Cilantro is an annual leafy herb which grows one to two feet tall and has finely cut leaves which have a penetrating odor and flavor. All parts of the plants are edible, but the leaves are harvested and called cilantro and when the seeds are harvested, they are known as coriander.
How to harvest: Snip off the top part of the main stem as soon as it appears to be developing flower buds or seed pods. This will allow the plant to grow taller and continue making leaves. Snip the leaves at any time. Regularly harvesting will encourage new growth. To harvest coriander seeds, wait until the seed pods at the top of the stem begin to turn brown and crack if pressed. Then, cut off the seed heads along with a few inches of stalk and hang them upside down in a brown paper bag. When the seeds are fully dry, they will fall out of the heads and into the bottom of the bag.
How to prepare: Finely chop the cilantro leaves and add them to salsas, stews, and sauces, or add as a garnish to chicken or fish plates. The coriander seeds can be stored in a jar for a long time.
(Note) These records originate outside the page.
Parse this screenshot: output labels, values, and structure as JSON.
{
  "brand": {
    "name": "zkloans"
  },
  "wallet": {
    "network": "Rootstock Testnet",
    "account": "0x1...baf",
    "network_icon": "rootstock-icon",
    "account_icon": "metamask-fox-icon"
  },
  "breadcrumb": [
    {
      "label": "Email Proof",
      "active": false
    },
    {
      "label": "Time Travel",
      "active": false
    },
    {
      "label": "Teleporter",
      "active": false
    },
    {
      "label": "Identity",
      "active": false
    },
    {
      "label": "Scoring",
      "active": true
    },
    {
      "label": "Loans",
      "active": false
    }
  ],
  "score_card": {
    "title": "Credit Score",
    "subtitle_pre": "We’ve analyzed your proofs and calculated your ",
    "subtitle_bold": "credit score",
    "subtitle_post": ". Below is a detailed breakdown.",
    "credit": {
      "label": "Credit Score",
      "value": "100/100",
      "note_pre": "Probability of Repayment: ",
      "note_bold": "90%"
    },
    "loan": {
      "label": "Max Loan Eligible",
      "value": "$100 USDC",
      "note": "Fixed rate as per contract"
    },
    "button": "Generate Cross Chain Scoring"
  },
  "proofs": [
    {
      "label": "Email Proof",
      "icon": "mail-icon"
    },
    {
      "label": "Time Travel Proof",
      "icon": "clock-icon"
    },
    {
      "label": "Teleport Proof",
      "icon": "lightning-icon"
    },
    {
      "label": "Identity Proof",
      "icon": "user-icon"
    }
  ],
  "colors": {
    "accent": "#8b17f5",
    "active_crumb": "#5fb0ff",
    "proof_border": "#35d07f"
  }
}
The best way to get the full flavor from the seeds is to grind them over a dish or to dry-fry them in a pan over medium heat with no oil, stirring constantly until the aroma is released. Then they can be added to marinades or dressings.